Website and app data records:
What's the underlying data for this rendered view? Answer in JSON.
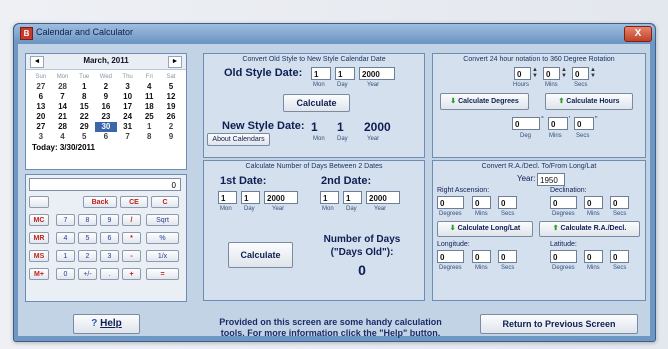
{
  "window": {
    "title": "Calendar and Calculator",
    "close_label": "X",
    "icon_label": "B"
  },
  "calendar": {
    "month_label": "March, 2011",
    "prev": "◄",
    "next": "►",
    "weekdays": [
      "Sun",
      "Mon",
      "Tue",
      "Wed",
      "Thu",
      "Fri",
      "Sat"
    ],
    "weeks": [
      [
        "27",
        "28",
        "1",
        "2",
        "3",
        "4",
        "5"
      ],
      [
        "6",
        "7",
        "8",
        "9",
        "10",
        "11",
        "12"
      ],
      [
        "13",
        "14",
        "15",
        "16",
        "17",
        "18",
        "19"
      ],
      [
        "20",
        "21",
        "22",
        "23",
        "24",
        "25",
        "26"
      ],
      [
        "27",
        "28",
        "29",
        "30",
        "31",
        "1",
        "2"
      ],
      [
        "3",
        "4",
        "5",
        "6",
        "7",
        "8",
        "9"
      ]
    ],
    "today_label": "Today: 3/30/2011"
  },
  "calculator": {
    "display": "0",
    "row1": [
      "Back",
      "CE",
      "C"
    ],
    "rows": [
      [
        "MC",
        "7",
        "8",
        "9",
        "/",
        "Sqrt"
      ],
      [
        "MR",
        "4",
        "5",
        "6",
        "*",
        "%"
      ],
      [
        "MS",
        "1",
        "2",
        "3",
        "-",
        "1/x"
      ],
      [
        "M+",
        "0",
        "+/-",
        ".",
        "+",
        "="
      ]
    ]
  },
  "old_style": {
    "title": "Convert Old Style to New Style Calendar Date",
    "label": "Old Style Date:",
    "month": "1",
    "day": "1",
    "year": "2000",
    "sub_mon": "Mon",
    "sub_day": "Day",
    "sub_year": "Year",
    "calculate": "Calculate",
    "result_label": "New Style Date:",
    "r_month": "1",
    "r_day": "1",
    "r_year": "2000",
    "about": "About Calendars"
  },
  "days_between": {
    "title": "Calculate Number of Days Between 2 Dates",
    "first_label": "1st Date:",
    "second_label": "2nd Date:",
    "d1_month": "1",
    "d1_day": "1",
    "d1_year": "2000",
    "d2_month": "1",
    "d2_day": "1",
    "d2_year": "2000",
    "sub_mon": "Mon",
    "sub_day": "Day",
    "sub_year": "Year",
    "calculate": "Calculate",
    "result_label_1": "Number of Days",
    "result_label_2": "(\"Days Old\"):",
    "result_value": "0"
  },
  "rotation": {
    "title": "Convert 24 hour notation to 360 Degree Rotation",
    "hours": "0",
    "mins": "0",
    "secs": "0",
    "sub_hours": "Hours",
    "sub_mins": "Mins",
    "sub_secs": "Secs",
    "calc_degrees": "Calculate Degrees",
    "calc_hours": "Calculate Hours",
    "deg": "0",
    "min": "0",
    "sec": "0",
    "sub_deg": "Deg",
    "sub_min": "Mins",
    "sub_sec": "Secs"
  },
  "radec": {
    "title": "Convert R.A./Decl. To/From Long/Lat",
    "year_label": "Year:",
    "year": "1950",
    "ra_label": "Right Ascension:",
    "decl_label": "Declination:",
    "long_label": "Longitude:",
    "lat_label": "Latitude:",
    "zero": "0",
    "sub_degrees": "Degrees",
    "sub_mins": "Mins",
    "sub_secs": "Secs",
    "calc_longlat": "Calculate Long/Lat",
    "calc_radec": "Calculate R.A./Decl."
  },
  "footer": {
    "help": "Help",
    "help_icon": "?",
    "info_1": "Provided on this screen are some handy calculation",
    "info_2": "tools. For more information click the \"Help\" button.",
    "return": "Return to Previous Screen"
  }
}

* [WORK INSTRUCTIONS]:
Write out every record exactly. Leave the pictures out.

* [PROBLEM SOLUTION]:
What's the underlying data for this rendered view? Answer in JSON.
{
  "window": {
    "title": "Calendar and Calculator",
    "close_label": "X",
    "icon_label": "B"
  },
  "calendar": {
    "month_label": "March, 2011",
    "prev": "◄",
    "next": "►",
    "weekdays": [
      "Sun",
      "Mon",
      "Tue",
      "Wed",
      "Thu",
      "Fri",
      "Sat"
    ],
    "weeks": [
      [
        "27",
        "28",
        "1",
        "2",
        "3",
        "4",
        "5"
      ],
      [
        "6",
        "7",
        "8",
        "9",
        "10",
        "11",
        "12"
      ],
      [
        "13",
        "14",
        "15",
        "16",
        "17",
        "18",
        "19"
      ],
      [
        "20",
        "21",
        "22",
        "23",
        "24",
        "25",
        "26"
      ],
      [
        "27",
        "28",
        "29",
        "30",
        "31",
        "1",
        "2"
      ],
      [
        "3",
        "4",
        "5",
        "6",
        "7",
        "8",
        "9"
      ]
    ],
    "today_label": "Today: 3/30/2011"
  },
  "calculator": {
    "display": "0",
    "row1": [
      "Back",
      "CE",
      "C"
    ],
    "rows": [
      [
        "MC",
        "7",
        "8",
        "9",
        "/",
        "Sqrt"
      ],
      [
        "MR",
        "4",
        "5",
        "6",
        "*",
        "%"
      ],
      [
        "MS",
        "1",
        "2",
        "3",
        "-",
        "1/x"
      ],
      [
        "M+",
        "0",
        "+/-",
        ".",
        "+",
        "="
      ]
    ]
  },
  "old_style": {
    "title": "Convert Old Style to New Style Calendar Date",
    "label": "Old Style Date:",
    "month": "1",
    "day": "1",
    "year": "2000",
    "sub_mon": "Mon",
    "sub_day": "Day",
    "sub_year": "Year",
    "calculate": "Calculate",
    "result_label": "New Style Date:",
    "r_month": "1",
    "r_day": "1",
    "r_year": "2000",
    "about": "About Calendars"
  },
  "days_between": {
    "title": "Calculate Number of Days Between 2 Dates",
    "first_label": "1st Date:",
    "second_label": "2nd Date:",
    "d1_month": "1",
    "d1_day": "1",
    "d1_year": "2000",
    "d2_month": "1",
    "d2_day": "1",
    "d2_year": "2000",
    "sub_mon": "Mon",
    "sub_day": "Day",
    "sub_year": "Year",
    "calculate": "Calculate",
    "result_label_1": "Number of Days",
    "result_label_2": "(\"Days Old\"):",
    "result_value": "0"
  },
  "rotation": {
    "title": "Convert 24 hour notation to 360 Degree Rotation",
    "hours": "0",
    "mins": "0",
    "secs": "0",
    "sub_hours": "Hours",
    "sub_mins": "Mins",
    "sub_secs": "Secs",
    "calc_degrees": "Calculate Degrees",
    "calc_hours": "Calculate Hours",
    "deg": "0",
    "min": "0",
    "sec": "0",
    "sub_deg": "Deg",
    "sub_min": "Mins",
    "sub_sec": "Secs"
  },
  "radec": {
    "title": "Convert R.A./Decl. To/From Long/Lat",
    "year_label": "Year:",
    "year": "1950",
    "ra_label": "Right Ascension:",
    "decl_label": "Declination:",
    "long_label": "Longitude:",
    "lat_label": "Latitude:",
    "zero": "0",
    "sub_degrees": "Degrees",
    "sub_mins": "Mins",
    "sub_secs": "Secs",
    "calc_longlat": "Calculate Long/Lat",
    "calc_radec": "Calculate R.A./Decl."
  },
  "footer": {
    "help": "Help",
    "help_icon": "?",
    "info_1": "Provided on this screen are some handy calculation",
    "info_2": "tools. For more information click the \"Help\" button.",
    "return": "Return to Previous Screen"
  }
}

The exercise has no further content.